As competition in high-speed-data and phone markets heats up, the cable industry is seeking greater government oversight of rivals that could inflict anticompetitive harm on cable systems.
Cable systems need access to telephone poles and underground conduits to reach consumers who subscribe to high-speed-data services over the Internet.
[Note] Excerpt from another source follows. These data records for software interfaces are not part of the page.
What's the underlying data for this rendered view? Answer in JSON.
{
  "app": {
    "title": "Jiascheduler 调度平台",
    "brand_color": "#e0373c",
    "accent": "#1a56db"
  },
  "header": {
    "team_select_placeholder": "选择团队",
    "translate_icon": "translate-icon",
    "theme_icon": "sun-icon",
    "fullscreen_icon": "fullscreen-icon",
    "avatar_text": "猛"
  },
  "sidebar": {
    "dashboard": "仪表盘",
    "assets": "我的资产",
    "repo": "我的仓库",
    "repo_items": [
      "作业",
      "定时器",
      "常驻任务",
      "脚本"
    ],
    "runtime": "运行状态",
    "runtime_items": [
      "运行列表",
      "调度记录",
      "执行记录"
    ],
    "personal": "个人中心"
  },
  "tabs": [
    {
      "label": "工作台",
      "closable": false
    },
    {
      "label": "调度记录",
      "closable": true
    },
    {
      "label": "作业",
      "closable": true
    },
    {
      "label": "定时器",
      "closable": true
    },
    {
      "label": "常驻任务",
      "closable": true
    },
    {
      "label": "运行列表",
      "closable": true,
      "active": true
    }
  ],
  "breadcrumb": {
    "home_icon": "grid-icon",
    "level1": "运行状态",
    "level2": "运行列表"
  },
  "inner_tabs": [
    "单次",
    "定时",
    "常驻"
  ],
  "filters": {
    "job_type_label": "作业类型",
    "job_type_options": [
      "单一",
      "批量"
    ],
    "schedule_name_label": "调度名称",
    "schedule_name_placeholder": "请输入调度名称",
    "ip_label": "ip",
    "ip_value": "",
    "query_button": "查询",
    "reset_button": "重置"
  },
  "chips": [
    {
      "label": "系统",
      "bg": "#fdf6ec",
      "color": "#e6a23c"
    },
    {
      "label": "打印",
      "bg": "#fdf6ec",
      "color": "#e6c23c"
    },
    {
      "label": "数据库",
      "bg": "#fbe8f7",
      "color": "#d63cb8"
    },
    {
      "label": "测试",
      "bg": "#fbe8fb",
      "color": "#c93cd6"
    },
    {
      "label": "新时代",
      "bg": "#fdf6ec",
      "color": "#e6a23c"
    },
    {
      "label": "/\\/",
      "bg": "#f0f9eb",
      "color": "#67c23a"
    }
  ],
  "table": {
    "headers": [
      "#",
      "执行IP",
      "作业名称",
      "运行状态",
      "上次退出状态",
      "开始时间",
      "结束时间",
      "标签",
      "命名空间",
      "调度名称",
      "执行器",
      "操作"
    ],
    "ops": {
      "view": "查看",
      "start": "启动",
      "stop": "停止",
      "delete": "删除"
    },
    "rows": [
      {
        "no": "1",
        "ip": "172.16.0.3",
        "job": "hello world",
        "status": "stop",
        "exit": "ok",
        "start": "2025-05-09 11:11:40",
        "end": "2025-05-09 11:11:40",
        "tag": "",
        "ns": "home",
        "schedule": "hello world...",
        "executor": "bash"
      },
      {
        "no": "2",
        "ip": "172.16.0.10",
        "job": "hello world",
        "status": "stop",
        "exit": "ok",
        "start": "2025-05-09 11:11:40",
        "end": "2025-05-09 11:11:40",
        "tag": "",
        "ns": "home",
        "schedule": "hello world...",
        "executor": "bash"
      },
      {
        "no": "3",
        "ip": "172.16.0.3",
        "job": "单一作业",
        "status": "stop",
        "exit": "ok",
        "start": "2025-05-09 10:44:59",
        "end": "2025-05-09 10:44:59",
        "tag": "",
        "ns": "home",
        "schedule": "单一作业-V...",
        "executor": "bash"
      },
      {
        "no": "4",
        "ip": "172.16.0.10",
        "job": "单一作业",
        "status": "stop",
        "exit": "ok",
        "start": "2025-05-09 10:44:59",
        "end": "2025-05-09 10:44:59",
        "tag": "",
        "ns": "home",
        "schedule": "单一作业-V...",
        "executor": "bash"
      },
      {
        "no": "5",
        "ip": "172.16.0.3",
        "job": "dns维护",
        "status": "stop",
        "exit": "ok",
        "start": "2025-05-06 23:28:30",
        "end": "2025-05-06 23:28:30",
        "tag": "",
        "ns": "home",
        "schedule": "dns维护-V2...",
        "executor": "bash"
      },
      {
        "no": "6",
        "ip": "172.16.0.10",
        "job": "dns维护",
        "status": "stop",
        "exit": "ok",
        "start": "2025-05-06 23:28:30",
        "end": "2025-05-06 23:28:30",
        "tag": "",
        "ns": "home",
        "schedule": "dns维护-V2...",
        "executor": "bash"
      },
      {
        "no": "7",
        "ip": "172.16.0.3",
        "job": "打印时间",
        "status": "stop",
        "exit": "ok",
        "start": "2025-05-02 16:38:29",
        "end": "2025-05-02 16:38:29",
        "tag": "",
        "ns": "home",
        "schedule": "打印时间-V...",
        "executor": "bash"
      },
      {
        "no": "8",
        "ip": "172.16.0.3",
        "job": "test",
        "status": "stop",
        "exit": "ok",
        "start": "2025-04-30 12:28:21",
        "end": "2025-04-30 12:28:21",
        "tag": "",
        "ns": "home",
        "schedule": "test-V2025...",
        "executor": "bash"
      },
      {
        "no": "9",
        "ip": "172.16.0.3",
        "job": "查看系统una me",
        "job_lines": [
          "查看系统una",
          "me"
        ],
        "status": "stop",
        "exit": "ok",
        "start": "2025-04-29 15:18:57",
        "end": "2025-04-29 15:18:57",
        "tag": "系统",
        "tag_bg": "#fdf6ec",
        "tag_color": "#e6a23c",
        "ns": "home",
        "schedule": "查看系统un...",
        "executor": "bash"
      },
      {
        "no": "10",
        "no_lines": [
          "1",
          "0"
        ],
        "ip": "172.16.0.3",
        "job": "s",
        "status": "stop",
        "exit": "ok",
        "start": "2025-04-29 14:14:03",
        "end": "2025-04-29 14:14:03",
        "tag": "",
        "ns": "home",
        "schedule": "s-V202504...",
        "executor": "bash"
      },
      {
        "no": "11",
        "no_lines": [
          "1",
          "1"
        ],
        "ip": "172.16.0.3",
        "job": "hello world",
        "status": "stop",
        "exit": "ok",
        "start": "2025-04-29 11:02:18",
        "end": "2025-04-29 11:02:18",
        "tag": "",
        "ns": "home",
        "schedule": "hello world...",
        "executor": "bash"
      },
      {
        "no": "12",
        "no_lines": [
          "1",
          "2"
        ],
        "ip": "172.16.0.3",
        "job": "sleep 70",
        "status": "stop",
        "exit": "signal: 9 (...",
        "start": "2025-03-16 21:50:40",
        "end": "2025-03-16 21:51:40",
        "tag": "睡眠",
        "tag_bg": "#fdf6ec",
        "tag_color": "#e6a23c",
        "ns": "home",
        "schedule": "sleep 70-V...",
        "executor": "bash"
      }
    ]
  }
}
Those facilities are owned by phone companies and electric utilities, which themselves are cable competitors for Internet voice and data customers, setting the stage for possible misbehavior.
“As cable companies increasingly enter into areas outside of video programming, the competitive stakes between cable companies, telcos and electrics increases,” the National Cable & Telecommunications Association said late Monday.
The NCTA's comments came in a proceeding designed to determine the extent of broadband availability to the U.S. public.
The NCTA, citing research by Wall Street investment banker Morgan Stanley Dean Witter & Co., projected that 99.8 million homes -- or 91% of all homes passed by cable -- will have access to cable-modem service by the end of 2004.
In its comments, the trade group warned that pole-attachment disputes could frustrate cable’s ability to provide affordable broadband access if operators become bogged down in disputes sponsored by business rivals.
“The commission should make clear that it intends to enforce its rules and that it will devote all necessary resources to minimize, if not completely eliminate, unreasonable utility practices of this sort,” the NCTA added.